But, Gille­spie ar­gues, con­tent mod­er­a­tion is not an aux­il­iary fea­ture of so­cial me­dia plat­forms. In­stead, “mod­er­a­tion is, in many ways, com­mod­ity that plat­forms of­fer.” It is “a key part of what so­cial me­dia plat­forms do that is dif­fer­ent, that dis­tin­guishes them from the open web: they mod­er­ate (re­moval, fil­ter­ing, sus­pen­sion), they rec­om­mend (news feeds, trend­ing lists, per­son­al­ized sug­ges­tions), and they cu­rate (fea­tured con­tent, front-page of­fer­ings).” Un­der­stand­ing mod­er­a­tion, then, is es­sen­tial not just to un­der­stand­ing why a par­tic­u­lar In­sta­gram post was taken down. It is es­sen­tial to dis­cern­ing how what we are al­lowed to read and pub­lish on­line is de­ter­mined. Be­sides their ef­fects on in­for­ma­tion shar­ing, those de­ter­mi­na­tions have rip­pling ef­fects across so­cial norms, values, and pol­i­tics. “Plat­forms may not shape pub­lic dis­course by them­selves, but they do shape the scope of pub­lic dis­course,” Gille­spie writes. “And they know it.”

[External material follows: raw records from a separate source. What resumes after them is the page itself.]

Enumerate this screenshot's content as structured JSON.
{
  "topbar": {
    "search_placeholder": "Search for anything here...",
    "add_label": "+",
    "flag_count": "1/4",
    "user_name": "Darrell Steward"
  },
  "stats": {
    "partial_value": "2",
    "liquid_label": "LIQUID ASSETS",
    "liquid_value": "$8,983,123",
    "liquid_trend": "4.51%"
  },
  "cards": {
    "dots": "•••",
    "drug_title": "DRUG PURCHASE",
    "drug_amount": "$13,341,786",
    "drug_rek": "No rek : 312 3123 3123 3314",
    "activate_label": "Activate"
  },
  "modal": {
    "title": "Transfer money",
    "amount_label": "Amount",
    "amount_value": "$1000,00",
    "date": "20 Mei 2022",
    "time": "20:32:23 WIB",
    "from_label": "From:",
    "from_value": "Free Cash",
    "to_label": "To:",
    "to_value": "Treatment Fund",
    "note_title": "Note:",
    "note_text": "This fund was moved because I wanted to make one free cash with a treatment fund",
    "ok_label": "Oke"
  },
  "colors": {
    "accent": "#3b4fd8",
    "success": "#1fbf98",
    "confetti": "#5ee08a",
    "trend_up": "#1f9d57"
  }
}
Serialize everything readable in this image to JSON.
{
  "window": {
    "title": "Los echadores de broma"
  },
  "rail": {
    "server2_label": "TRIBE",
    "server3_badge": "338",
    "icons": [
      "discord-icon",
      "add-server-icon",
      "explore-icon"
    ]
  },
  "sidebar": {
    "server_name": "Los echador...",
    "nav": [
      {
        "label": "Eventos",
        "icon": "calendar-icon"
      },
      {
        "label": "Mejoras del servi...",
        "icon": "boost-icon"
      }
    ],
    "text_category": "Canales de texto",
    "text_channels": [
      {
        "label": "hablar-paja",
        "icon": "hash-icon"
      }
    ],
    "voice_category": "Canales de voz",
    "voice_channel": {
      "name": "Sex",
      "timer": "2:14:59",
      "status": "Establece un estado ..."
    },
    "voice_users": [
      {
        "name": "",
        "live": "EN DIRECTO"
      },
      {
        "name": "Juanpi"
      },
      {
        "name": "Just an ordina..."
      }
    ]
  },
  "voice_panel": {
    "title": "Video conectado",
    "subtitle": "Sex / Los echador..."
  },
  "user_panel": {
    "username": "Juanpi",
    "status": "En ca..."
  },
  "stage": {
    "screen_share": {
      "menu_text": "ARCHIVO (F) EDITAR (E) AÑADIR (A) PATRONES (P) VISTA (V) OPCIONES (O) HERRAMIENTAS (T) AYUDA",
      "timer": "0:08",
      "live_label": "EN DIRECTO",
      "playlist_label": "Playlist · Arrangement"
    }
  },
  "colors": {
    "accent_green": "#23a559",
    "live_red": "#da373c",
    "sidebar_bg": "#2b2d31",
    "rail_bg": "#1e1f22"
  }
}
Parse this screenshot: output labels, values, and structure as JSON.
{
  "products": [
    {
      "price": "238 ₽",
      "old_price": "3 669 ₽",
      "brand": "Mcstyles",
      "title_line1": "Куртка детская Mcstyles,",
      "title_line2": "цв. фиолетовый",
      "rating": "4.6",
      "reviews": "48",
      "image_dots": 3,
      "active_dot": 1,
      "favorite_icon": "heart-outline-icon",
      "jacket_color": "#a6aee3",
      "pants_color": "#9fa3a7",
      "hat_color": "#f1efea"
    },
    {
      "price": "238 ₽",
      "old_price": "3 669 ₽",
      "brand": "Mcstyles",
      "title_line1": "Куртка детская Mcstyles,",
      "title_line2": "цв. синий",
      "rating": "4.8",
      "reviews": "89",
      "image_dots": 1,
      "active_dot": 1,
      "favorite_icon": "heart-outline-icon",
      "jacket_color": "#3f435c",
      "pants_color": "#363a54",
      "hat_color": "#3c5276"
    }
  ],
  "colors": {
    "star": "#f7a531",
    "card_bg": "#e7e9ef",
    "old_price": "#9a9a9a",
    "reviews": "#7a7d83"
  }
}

All stake­hold­ers in con­tent mod­er­a­tion — from the Sil­i­con Val­ley com­pa­nies who set the rules to the end user who comes across a per­son­ally of­fen­sive post — have an all-but-im­pos­si­ble task. (The stake­hold­ers who have the worst of it are un­doubt­edly the men and women around the world whose job it is to de­cide in mere sec­onds whether, for in­stance, a post is de­scrib­ing sex­ual vi­o­lence or con­don­ing it.) At ev­ery step of the mod­er­a­tion process, judg­ments must be made about what is ac­cept­able ver­sus what is pornog­ra­phy, hate speech, ob­scen­ity, abuse, or the pro­mo­tion of self-harm; the bound­aries must be re­viewed and per­haps re­drawn each time a user in­tro­duces an­other po­ten­tially ac­tion­able of­fense. Rules and stan­dards must be ap­plied to top­ics that have greatly var­ied cul­tural values.

Gille­spie takes it as a given that so­cial me­dia plat­forms need con­tent mod­er­a­tion, con­sid­er­ing the pro­lif­er­a­tion of hor­rors and harms that would oth­er­wise un­fold. The ques­tion, then, is not whether plat­forms should mod­er­ate, but how they can do it best, or at least in the least ob­jec­tion­able way. Be­cause the com­pa­nies’ mod­er­a­tion pro­cesses are not pub­lic, a com­plete re­view of the hows and whys is im­pos­si­ble. But Gille­spie works around this sig­nif­i­cant hur­dle by thor­oughly re­search­ing

Newspapers in English

Newspapers from USA

© PressReader. All rights reserved.